When I was a kid, I was fascinated by space travel. Rockets, the Space Shuttle, cockpits full of switches and lights, the vehicle on the pad with steam swirling around, the countdown. The countdown to a launch was one of the most exciting things I knew––the waiting, the anticipating, the high-stakes, high-energy drama about to play out. And the closer the countdown got to zero, the more excitement grew. The intensity of the launch itself, with its powerful sounds and piercing light and speed and danger, was like an inevitable climactic release of all the energy of the countdown’s building anticipation.
Palm Sunday is that moment in the life of Jesus when the countdown got to the really exciting part. The countdown hadn’t just begun; much earlier in the story, the gospel writers told us that Jesus was headed for this week, for this encounter with the Powers-That-Be in the capital of the religious empire. And it’s easy to not feel the energy of the countdown for much of it. Hitting the ‘T-minus 3 days’ point in the countdown to a shuttle launch is not a particularly charged moment, but ‘T-minus 20 seconds’ is.

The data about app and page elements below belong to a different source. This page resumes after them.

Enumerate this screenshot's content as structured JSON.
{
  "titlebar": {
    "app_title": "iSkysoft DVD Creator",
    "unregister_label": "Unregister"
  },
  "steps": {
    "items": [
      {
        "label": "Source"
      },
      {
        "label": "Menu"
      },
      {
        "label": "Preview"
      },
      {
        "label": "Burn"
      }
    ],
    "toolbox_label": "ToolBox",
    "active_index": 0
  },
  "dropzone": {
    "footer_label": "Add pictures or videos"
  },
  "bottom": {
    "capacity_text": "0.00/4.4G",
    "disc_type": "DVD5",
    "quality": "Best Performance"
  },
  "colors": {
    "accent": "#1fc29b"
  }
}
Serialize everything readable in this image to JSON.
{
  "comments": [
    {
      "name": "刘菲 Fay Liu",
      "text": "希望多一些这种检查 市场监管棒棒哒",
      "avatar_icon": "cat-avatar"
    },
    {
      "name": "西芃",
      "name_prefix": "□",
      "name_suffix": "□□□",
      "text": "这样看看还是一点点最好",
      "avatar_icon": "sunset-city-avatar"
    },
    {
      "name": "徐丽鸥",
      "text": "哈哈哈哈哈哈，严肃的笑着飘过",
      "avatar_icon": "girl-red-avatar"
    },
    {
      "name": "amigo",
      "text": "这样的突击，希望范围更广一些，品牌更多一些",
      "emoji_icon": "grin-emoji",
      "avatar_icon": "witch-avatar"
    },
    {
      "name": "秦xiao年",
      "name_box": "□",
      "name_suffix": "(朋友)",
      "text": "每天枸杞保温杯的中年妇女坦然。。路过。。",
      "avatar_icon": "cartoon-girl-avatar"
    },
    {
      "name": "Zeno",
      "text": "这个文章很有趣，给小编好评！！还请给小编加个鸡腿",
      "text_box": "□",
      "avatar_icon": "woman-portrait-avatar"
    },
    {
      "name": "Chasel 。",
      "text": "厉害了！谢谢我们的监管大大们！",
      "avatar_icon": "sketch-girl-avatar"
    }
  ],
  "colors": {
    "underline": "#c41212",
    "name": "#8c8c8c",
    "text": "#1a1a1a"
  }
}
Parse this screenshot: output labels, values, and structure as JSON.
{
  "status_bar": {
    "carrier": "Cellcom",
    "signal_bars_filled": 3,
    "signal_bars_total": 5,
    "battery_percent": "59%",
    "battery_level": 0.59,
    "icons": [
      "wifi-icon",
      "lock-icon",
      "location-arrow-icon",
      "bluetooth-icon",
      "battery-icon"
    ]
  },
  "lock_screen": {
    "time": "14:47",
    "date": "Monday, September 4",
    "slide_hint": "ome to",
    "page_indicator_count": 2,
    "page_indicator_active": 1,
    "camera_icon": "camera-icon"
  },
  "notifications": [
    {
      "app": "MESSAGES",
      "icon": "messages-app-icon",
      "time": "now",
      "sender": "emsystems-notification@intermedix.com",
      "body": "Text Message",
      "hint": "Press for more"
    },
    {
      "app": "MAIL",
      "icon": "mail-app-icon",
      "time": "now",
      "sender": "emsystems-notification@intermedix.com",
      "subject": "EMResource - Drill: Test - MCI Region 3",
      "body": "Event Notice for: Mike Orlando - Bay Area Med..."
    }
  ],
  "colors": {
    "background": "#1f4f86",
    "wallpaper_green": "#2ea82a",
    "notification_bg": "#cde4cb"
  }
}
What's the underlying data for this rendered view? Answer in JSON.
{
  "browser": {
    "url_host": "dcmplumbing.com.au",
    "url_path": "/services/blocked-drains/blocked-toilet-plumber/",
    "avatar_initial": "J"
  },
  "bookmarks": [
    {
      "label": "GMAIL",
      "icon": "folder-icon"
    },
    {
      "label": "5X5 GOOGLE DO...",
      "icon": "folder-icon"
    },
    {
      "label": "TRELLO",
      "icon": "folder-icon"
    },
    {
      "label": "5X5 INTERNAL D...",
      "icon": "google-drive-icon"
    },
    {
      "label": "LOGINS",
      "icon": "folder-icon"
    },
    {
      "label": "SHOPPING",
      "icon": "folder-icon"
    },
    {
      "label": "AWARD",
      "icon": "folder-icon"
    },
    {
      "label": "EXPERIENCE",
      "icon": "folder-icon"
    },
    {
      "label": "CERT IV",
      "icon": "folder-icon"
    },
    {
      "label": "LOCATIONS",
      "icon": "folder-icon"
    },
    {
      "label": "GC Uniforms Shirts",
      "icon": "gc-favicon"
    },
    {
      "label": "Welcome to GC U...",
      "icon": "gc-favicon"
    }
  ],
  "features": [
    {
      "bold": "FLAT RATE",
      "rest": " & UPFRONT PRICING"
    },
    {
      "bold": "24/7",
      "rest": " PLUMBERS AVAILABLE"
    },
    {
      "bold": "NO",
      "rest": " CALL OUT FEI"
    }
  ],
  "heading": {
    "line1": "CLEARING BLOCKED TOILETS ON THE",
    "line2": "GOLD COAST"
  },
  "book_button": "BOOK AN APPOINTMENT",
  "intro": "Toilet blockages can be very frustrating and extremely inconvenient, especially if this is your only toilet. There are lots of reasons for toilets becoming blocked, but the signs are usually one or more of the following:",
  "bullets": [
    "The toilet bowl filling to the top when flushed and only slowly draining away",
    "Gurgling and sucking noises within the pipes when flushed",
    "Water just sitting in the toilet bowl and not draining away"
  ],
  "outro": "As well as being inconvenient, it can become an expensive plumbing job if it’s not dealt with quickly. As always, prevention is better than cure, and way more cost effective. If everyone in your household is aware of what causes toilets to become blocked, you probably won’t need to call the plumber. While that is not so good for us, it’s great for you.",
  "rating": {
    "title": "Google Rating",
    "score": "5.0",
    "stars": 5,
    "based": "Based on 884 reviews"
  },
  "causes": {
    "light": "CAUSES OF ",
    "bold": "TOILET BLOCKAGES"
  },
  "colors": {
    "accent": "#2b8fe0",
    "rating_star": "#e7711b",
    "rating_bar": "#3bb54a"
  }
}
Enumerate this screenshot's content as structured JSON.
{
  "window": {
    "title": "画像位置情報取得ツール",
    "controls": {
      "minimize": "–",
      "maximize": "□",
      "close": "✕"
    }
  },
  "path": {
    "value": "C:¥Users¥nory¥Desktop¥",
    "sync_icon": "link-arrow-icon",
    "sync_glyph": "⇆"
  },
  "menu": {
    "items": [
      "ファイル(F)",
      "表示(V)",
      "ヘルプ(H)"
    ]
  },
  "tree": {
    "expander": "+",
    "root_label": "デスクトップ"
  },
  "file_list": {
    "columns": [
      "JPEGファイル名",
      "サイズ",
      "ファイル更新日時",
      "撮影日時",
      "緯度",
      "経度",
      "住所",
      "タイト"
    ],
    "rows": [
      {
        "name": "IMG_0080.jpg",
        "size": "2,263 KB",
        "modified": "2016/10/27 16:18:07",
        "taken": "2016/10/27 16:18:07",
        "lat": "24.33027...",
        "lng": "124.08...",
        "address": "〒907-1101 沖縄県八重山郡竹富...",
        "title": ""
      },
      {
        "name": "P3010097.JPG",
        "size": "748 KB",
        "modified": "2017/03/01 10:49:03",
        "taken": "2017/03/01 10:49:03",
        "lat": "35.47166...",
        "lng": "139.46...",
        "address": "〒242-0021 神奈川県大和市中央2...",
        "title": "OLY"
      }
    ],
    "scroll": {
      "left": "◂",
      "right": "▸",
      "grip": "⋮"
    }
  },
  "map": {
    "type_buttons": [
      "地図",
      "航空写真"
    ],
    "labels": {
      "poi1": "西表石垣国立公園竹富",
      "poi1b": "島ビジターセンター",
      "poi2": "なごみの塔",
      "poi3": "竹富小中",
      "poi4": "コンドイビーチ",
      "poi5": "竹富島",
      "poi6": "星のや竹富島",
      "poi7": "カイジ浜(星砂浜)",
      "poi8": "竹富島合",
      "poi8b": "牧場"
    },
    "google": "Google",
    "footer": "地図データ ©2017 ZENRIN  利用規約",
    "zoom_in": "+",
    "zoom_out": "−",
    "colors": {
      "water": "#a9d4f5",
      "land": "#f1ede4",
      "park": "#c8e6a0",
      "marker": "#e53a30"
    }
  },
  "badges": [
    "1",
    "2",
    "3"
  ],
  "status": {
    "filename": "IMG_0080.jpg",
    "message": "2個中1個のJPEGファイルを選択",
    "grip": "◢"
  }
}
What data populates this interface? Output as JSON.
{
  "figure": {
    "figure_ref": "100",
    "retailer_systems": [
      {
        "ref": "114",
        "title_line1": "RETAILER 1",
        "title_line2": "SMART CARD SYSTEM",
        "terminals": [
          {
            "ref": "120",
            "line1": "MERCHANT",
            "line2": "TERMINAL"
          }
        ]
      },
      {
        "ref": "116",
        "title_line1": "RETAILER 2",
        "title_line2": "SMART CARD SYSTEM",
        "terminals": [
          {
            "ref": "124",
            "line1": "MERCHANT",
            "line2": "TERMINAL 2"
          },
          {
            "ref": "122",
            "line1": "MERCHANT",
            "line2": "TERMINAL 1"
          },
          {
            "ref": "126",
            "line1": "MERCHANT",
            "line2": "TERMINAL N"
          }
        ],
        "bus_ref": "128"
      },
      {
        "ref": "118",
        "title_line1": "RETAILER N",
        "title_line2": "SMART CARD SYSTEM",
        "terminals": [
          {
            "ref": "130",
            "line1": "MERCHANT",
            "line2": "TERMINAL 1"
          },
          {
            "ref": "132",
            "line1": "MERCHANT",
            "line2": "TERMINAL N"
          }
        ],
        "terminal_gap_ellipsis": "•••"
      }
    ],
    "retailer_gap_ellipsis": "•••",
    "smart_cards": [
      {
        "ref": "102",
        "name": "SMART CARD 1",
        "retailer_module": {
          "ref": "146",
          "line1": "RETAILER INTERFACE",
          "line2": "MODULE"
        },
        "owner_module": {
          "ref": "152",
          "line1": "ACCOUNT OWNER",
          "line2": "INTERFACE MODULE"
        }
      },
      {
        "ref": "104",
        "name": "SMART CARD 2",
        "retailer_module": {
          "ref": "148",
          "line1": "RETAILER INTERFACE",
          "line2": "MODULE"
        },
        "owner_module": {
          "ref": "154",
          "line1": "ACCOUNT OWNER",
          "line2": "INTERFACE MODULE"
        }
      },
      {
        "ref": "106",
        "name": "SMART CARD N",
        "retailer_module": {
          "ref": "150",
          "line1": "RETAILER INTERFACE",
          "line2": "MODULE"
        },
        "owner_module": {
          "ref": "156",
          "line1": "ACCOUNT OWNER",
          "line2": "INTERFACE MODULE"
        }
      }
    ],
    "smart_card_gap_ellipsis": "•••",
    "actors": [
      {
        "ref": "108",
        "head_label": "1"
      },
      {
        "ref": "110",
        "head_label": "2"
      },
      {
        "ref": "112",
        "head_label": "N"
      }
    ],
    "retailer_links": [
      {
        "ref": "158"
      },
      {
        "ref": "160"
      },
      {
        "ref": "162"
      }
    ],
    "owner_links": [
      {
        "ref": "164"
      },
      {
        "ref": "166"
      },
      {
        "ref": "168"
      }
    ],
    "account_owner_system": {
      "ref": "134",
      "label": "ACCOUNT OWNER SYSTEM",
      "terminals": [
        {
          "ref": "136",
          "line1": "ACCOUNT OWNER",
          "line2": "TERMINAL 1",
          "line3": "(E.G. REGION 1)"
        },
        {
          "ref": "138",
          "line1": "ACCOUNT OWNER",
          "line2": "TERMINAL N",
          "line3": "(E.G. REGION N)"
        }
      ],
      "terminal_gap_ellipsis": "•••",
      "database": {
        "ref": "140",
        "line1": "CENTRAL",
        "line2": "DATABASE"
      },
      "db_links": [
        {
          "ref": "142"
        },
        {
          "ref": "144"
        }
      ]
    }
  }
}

In the long journey of renewal I’m on with my congregation, today feels like the ‘T-minus one minute’ moment in the countdown to launch. We have come a long way in the past few months (and in the 2 years before) to arrive at this Palm Sunday. Much has happened in my soul and in the souls of the folks who make up Broad Ripple UMC. Much work has been done on the building (we’re remodeling our sanctuary and main common areas, due to be finished by next Sunday). Much time has been spent in the ‘wilderness’ in Lent as we have fasted from our own Sunday morning worship practice. All the while, the countdown timer quietly ticked away in the background: T-minus 3 days. T-minus 32 hours. T-minus 8 hours, 27 minutes. T-minus 12 minutes, 34 seconds.
Today is T-minus one minute. It’s not time to launch yet, but the boarding arm has swung away from the shuttle and the umbilicals have disconnected and the vehicle is standing there on the pad, ready to fly. It’s time to make specific decisions and actually do what I’ve been imagining and talking about and dreaming for months (well, years, actually). Time to make aspirations into reality, specifically around worship. We will be reorienting the physical expression of our worship service because the space will be different. Now is the time to introduce some new elements. It’s time to redesign our worship bulletin. It’s time to figure out what I’m actually going to say when the Big Day comes next weekend.
This is a moment of two intertwined emotions for me: joy and fear. They are familiar companions, these two. They arrive together at exciting times in life of all sorts: the big musical solo, putting up the final free-throw, racing, white-water rafting, giving a speech, that first romantic moment with a new love, finally telling the truth about something you’ve been hiding, childbirth. Joy and fear live together in excitement.
These two companion emotions are one of the ways I have learned to recognize I’m following God’s lead into stretching myself, that I’m following into a realm in which I must trust God at a new level. When I am feeling joy and fear at the same time, especially in my work, I’m learning to notice that I’m often stretching just beyond my sense of competency to try to be part of God doing something great. Don’t get me wrong; I don’t particularly enjoy this sense of high-energy fear. It’s an uncomfortable feeling. But I am learning to value it, because it’s part of growing beyond what I’ve known before.
I’m feeling it today as I’m reminded that between now and a week from now, our congregational fast will end and we’ll celebrate Easter in our new space together. Our next chapter as a congregation will begin. And I have a big role in facilitating that experience. I feel the weight of that responsibility. I feel fear about making the myriad decisions that need to be made between now and then. The arrangement of the chairs & the placement of the communion table. The hymns. The lights. The language in the bulletin. The sermons (there will be 4 between now and a week from now!). I feel fear about the fact that I’ve been anticipating this new way for so long; what if it isn’t so great? What if people don’t come? What if, after all this, nothing’s really different?
And, mixed right in with all that fear, I feel tremendous joy. There’s a deep part of my soul that knows without any doubt that God is up to something significant within us, among us, and, in time, through us. I’m quite certain there’s nothing I’d rather be doing with my life than this. I feel like this is where I belong in the world. That’s joyful!
I’ve come to the conclusion that this mix of joy and fear is inevitable when using my gifts in joining God’s purpose, because there’s inevitable risk and vulnerability in being used by God for God’s purposes. There are plenty of days I fantasize about an easier way of life, but I wouldn’t trade this joy for anything.
I believe that God calls every one of us beyond the limits of what’s comfortable into the greatness implanted in each of us when we were created. And I am grateful.